The Arthur Andersen accounting firm says it is laying off 7,000 U.S. workers. During the past few months, the firm has lost some big corporate clients and has been charged in federal court for its role in the collapse of the Enron energy trading company.
The 7,000 layoffs amount to one fourth of Andersen's workforce in the United States. The firm's Chicago headquarters employs 5,300 people and is expected to be especially hard-hit.
In a statement, Andersen called the layoffs one of the many consequences of the events of the past month. It says the decision is painful, especially in light of the loyalty, commitment, and hard work demonstrated by the firm's employees this year.
Since its audit client Enron went bankrupt last year, Andersen has been charged with obstructing justice. Some of its employees destroyed Enron financial documents while the Houston-based energy trader was under federal investigation.
In recent weeks, thousands of Andersen workers throughout the country have rallied against the government's decision to indict the company. They said the government should have charged the employees actually involved in the document destruction, rather than the firm as a whole. The company is negotiating with the Justice Department about settling the criminal charge before a trial scheduled for May 6.

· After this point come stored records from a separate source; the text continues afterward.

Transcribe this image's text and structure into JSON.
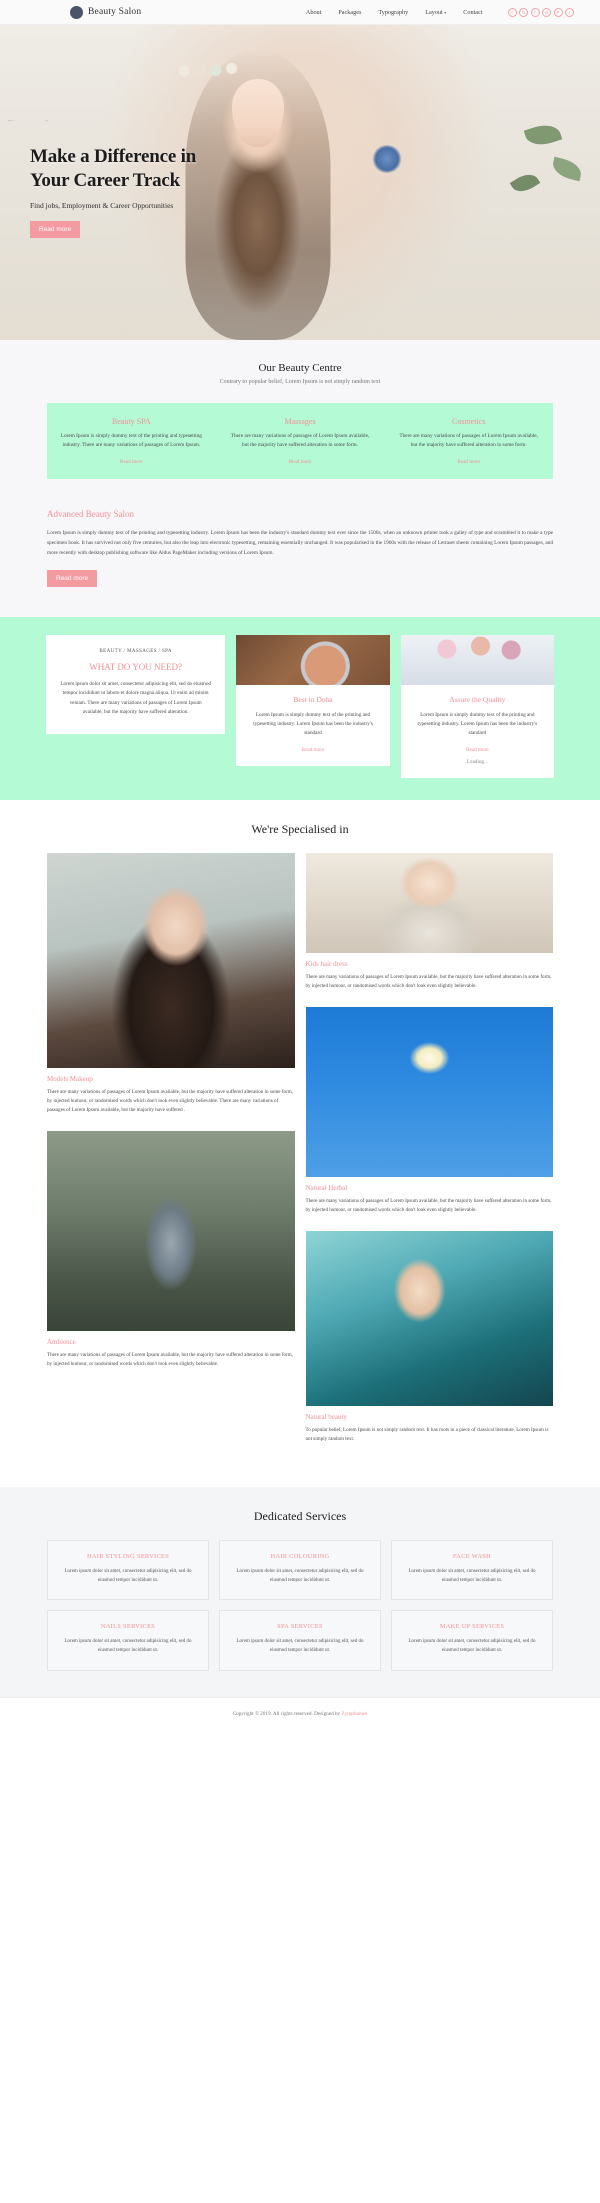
{
  "header": {
    "brand": "Beauty Salon",
    "nav": [
      {
        "label": "About",
        "caret": false
      },
      {
        "label": "Packages",
        "caret": false
      },
      {
        "label": "Typography",
        "caret": false
      },
      {
        "label": "Layout",
        "caret": true
      },
      {
        "label": "Contact",
        "caret": false
      }
    ],
    "socials": [
      "f",
      "G",
      "t",
      "in",
      "P",
      "r"
    ]
  },
  "hero": {
    "title_line1": "Make a Difference in",
    "title_line2": "Your Career Track",
    "subtitle": "Find jobs, Employment & Career Opportunities",
    "button": "Read more"
  },
  "centre": {
    "title": "Our Beauty Centre",
    "subtitle": "Contrary to popular belief, Lorem Ipsum is not simply random text",
    "cards": [
      {
        "title": "Beauty SPA",
        "body": "Lorem Ipsum is simply dummy text of the printing and typesetting industry. There are many variations of passages of Lorem Ipsum.",
        "link": "Read more"
      },
      {
        "title": "Massages",
        "body": "There are many variations of passages of Lorem Ipsum available, but the majority have suffered alteration in some form.",
        "link": "Read more"
      },
      {
        "title": "Cosmetics",
        "body": "There are many variations of passages of Lorem Ipsum available, but the majority have suffered alteration in some form.",
        "link": "Read more"
      }
    ]
  },
  "advanced": {
    "title": "Advanced Beauty Salon",
    "body": "Lorem Ipsum is simply dummy text of the printing and typesetting industry. Lorem Ipsum has been the industry's standard dummy text ever since the 1500s, when an unknown printer took a galley of type and scrambled it to make a type specimen book. It has survived not only five centuries, but also the leap into electronic typesetting, remaining essentially unchanged. It was popularised in the 1960s with the release of Letraset sheets containing Lorem Ipsum passages, and more recently with desktop publishing software like Aldus PageMaker including versions of Lorem Ipsum.",
    "button": "Read more"
  },
  "mint": {
    "card1": {
      "kicker": "BEAUTY / MASSAGES / SPA",
      "title": "WHAT DO YOU NEED?",
      "body": "Lorem ipsum dolor sit amet, consectetur adipisicing elit, sed do eiusmod tempor incididunt ut labore et dolore magna aliqua. Ut enim ad minim veniam. There are many variations of passages of Lorem Ipsum available, but the majority have suffered alteration."
    },
    "card2": {
      "image": "powder-compact-image",
      "title": "Best in Doha",
      "body": "Lorem Ipsum is simply dummy text of the printing and typesetting industry. Lorem Ipsum has been the industry's standard",
      "link": "Read more"
    },
    "card3": {
      "image": "makeup-brushes-image",
      "title": "Assure the Quality",
      "body": "Lorem Ipsum is simply dummy text of the printing and typesetting industry. Lorem Ipsum has been the industry's standard",
      "link": "Read more",
      "loading": "Loading..."
    }
  },
  "specialised": {
    "title": "We're Specialised in",
    "left": [
      {
        "image": "models-makeup-image",
        "title": "Models Makeup",
        "body": "There are many variations of passages of Lorem Ipsum available, but the majority have suffered alteration in some form, by injected humour, or randomised words which don't look even slightly believable. There are many variations of passages of Lorem Ipsum available, but the majority have suffered ."
      },
      {
        "image": "ambience-swing-image",
        "title": "Ambience",
        "body": "There are many variations of passages of Lorem Ipsum available, but the majority have suffered alteration in some form, by injected humour, or randomised words which don't look even slightly believable."
      }
    ],
    "right": [
      {
        "image": "kids-hair-dress-image",
        "title": "Kids hair dress",
        "body": "There are many variations of passages of Lorem Ipsum available, but the majority have suffered alteration in some form, by injected humour, or randomised words which don't look even slightly believable."
      },
      {
        "image": "natural-herbal-flower-image",
        "title": "Natural Herbal",
        "body": "There are many variations of passages of Lorem Ipsum available, but the majority have suffered alteration in some form, by injected humour, or randomised words which don't look even slightly believable."
      },
      {
        "image": "natural-beauty-image",
        "title": "Natural beauty",
        "body": "To popular belief, Lorem Ipsum is not simply random text. It has roots in a piece of classical literature. Lorem Ipsum is not simply random text."
      }
    ]
  },
  "dedicated": {
    "title": "Dedicated Services",
    "items": [
      {
        "name": "HAIR STYLING SERVICES",
        "body": "Lorem ipsum dolor sit amet, consectetur adipisicing elit, sed do eiusmod tempor incididunt ut."
      },
      {
        "name": "HAIR COLOURING",
        "body": "Lorem ipsum dolor sit amet, consectetur adipisicing elit, sed do eiusmod tempor incididunt ut."
      },
      {
        "name": "FACE WASH",
        "body": "Lorem ipsum dolor sit amet, consectetur adipisicing elit, sed do eiusmod tempor incididunt ut."
      },
      {
        "name": "NAILS SERVICES",
        "body": "Lorem ipsum dolor sit amet, consectetur adipisicing elit, sed do eiusmod tempor incididunt ut."
      },
      {
        "name": "SPA SERVICES",
        "body": "Lorem ipsum dolor sit amet, consectetur adipisicing elit, sed do eiusmod tempor incididunt ut."
      },
      {
        "name": "MAKE UP SERVICES",
        "body": "Lorem ipsum dolor sit amet, consectetur adipisicing elit, sed do eiusmod tempor incididunt ut."
      }
    ]
  },
  "footer": {
    "copyright": "Copyright © 2019. All rights reserved. Designed by ",
    "designer": "Zymphonies"
  },
  "colors": {
    "accent_pink": "#f58f96",
    "mint": "#b3fad5",
    "panel_gray": "#f7f7f9"
  }
}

During the past few months, numerous Enron shareholders and creditors have filed lawsuits against Andersen. The accounting giant has also lost more than 140 of its clients. Andersen handled audits for about 2,300 U.S. companies last year.
Andersen's chief executive announced two-weeks ago he would step down. Former U.S. central bank [Federal Reserve] head Paul Volcker was brought in by the company in February to try to save the firm. He recently proposed a seven-member panel to oversee a restructuring of the company, including selling or merging its non-auditing business.